All in all, however, I like this and believe it holds more potential!
10/11/2013 - 10:09 AM


rememberNice idea here, simple but effective to send across a "rememberance" message. I even like how the poppy is not upright and sort of simulates the "fallen", at least in my mind.

There are a couple of things I think could be a bit better. The first is the use of the shallow DoF. Maybe I would have tried to get a bit more of the poppy in focus and a bit less of the wooden plank (or whatever) part in front of it.

A second issue I have, but it's very minor, is the green stem from the poppy seems to have a shadow around it that is looking a bit unnatural to me. But I'm nitpicking here to be honest.

Another nit-pick, I would have cropped a bit tighter from the right hand side to eliminate the "triangle" of brown that can be seen in the bottom-right hand side of the time.

The rest, especially the composition and the way the poppy is lit, are very nice in my eyes.
30/08/2013 - 4:18 PM

Ladybird 2

Ladybird 2Is this your only shot of this ladybird? I think you focused a bit too back - ideally focusing should be on the eyes. This had potential - a little bit more careful focusing and you'd have a cracker of a shot I think. Still - nicely spotted and attractive. Keep them coming!
27/04/2013 - 10:32 AM

Not big enough...

Not big enough...MOD ADDED. Played around a bit with this, turned to b/w to retain attention only on the ducks and capture the movement better, the colours are secondary here and the message gets across regardless of the presence of colour.

Also tried to clean up the grass where possible, and extended the canvas with some heavy cloning (it shows).

Finally, tried some sharpening to get as much detail out from the ducks, plumage, face, etc, but there's so much you can do if the image isn't in focus at the start.

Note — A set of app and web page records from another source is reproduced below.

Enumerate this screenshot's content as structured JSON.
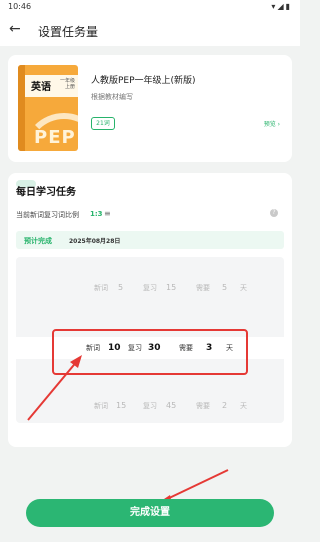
{
  "status_bar": {
    "time": "10:46",
    "icons": "▾◢▮"
  },
  "header": {
    "back_icon": "←",
    "title": "设置任务量"
  },
  "book": {
    "cover_subject": "英语",
    "cover_grade": "一年级上册",
    "cover_logo": "PEP",
    "title": "人教版PEP一年级上(新版)",
    "subtitle": "根据教材编写",
    "word_count": "21词",
    "preview_label": "预览 ›"
  },
  "task": {
    "title": "每日学习任务",
    "ratio_label": "当前新词复习词比例",
    "ratio_value": "1:3",
    "ratio_icon": "≡",
    "help_icon": "?",
    "forecast_label": "预计完成",
    "forecast_date": "2025年08月28日"
  },
  "picker": {
    "rows": [
      {
        "new_label": "新词",
        "new_value": "5",
        "review_label": "复习",
        "review_value": "15",
        "need_label": "需要",
        "days": "5",
        "day_unit": "天"
      },
      {
        "new_label": "新词",
        "new_value": "10",
        "review_label": "复习",
        "review_value": "30",
        "need_label": "需要",
        "days": "3",
        "day_unit": "天"
      },
      {
        "new_label": "新词",
        "new_value": "15",
        "review_label": "复习",
        "review_value": "45",
        "need_label": "需要",
        "days": "2",
        "day_unit": "天"
      }
    ]
  },
  "footer": {
    "done_label": "完成设置"
  },
  "colors": {
    "accent": "#2bb673",
    "annotation": "#e53935"
  }
}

Still, it's a fun shot and the message gets across, well done!
24/04/2013 - 10:20 AM

Old Spey Bridge

Old Spey BridgeI like these, both mono and colour work fine for me. I think I prefer the mood in the colour version though, kind of fits more in my eyes.

My only suggestion is to revisit the place, and try retaking the shot by including a bit more sky and little less foreground. Would have wished to see the tips of the all the trees here. Some have their top area cropped off and in my eyes this is a bit "off", so to speak. Would have rather had the top part of the image close off with just the sky. Given that you were on the widest focal length, it seems you opted to compose using the rule of thirds guideline of placing the horizon one-third down from the top, but I think here you would have gained more, compositionally, by placing it slightly lower and giving the sky the whole top part of the image and including the top-part of all the trees that were showing.

Regardless, I reiterate that I like this image and it's well taken irrespective of the above. I keep returning to your work and liking what I see. Keep it up!